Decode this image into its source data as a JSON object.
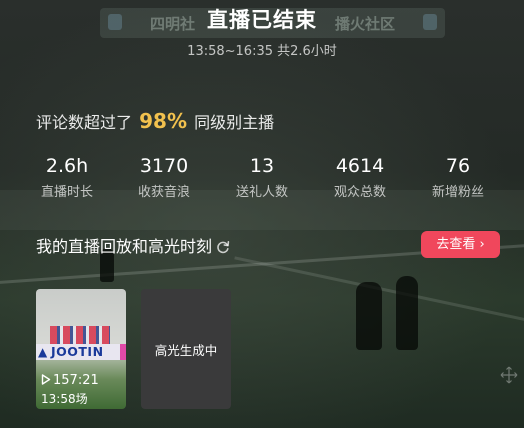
{
  "header": {
    "title": "直播已结束",
    "subtitle": "13:58~16:35 共2.6小时"
  },
  "background": {
    "banner_left": "四明社",
    "banner_right": "播火社区"
  },
  "comparison": {
    "prefix": "评论数超过了",
    "percent": "98%",
    "suffix": "同级别主播"
  },
  "stats": [
    {
      "value": "2.6h",
      "label": "直播时长"
    },
    {
      "value": "3170",
      "label": "收获音浪"
    },
    {
      "value": "13",
      "label": "送礼人数"
    },
    {
      "value": "4614",
      "label": "观众总数"
    },
    {
      "value": "76",
      "label": "新增粉丝"
    }
  ],
  "replay": {
    "title": "我的直播回放和高光时刻",
    "view_button": "去查看 ›",
    "video": {
      "brand": "JOOTIN",
      "duration": "157:21",
      "start": "13:58场"
    },
    "generating_label": "高光生成中"
  },
  "colors": {
    "accent_pink": "#f0475c",
    "highlight_gold": "#f2c14e"
  }
}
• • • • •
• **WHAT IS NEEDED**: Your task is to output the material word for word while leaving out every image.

• **OUTPUT OF THE EXERCISE**:
Decode this image into its source data as a JSON object.
{
  "header": {
    "title": "直播已结束",
    "subtitle": "13:58~16:35 共2.6小时"
  },
  "background": {
    "banner_left": "四明社",
    "banner_right": "播火社区"
  },
  "comparison": {
    "prefix": "评论数超过了",
    "percent": "98%",
    "suffix": "同级别主播"
  },
  "stats": [
    {
      "value": "2.6h",
      "label": "直播时长"
    },
    {
      "value": "3170",
      "label": "收获音浪"
    },
    {
      "value": "13",
      "label": "送礼人数"
    },
    {
      "value": "4614",
      "label": "观众总数"
    },
    {
      "value": "76",
      "label": "新增粉丝"
    }
  ],
  "replay": {
    "title": "我的直播回放和高光时刻",
    "view_button": "去查看 ›",
    "video": {
      "brand": "JOOTIN",
      "duration": "157:21",
      "start": "13:58场"
    },
    "generating_label": "高光生成中"
  },
  "colors": {
    "accent_pink": "#f0475c",
    "highlight_gold": "#f2c14e"
  }
}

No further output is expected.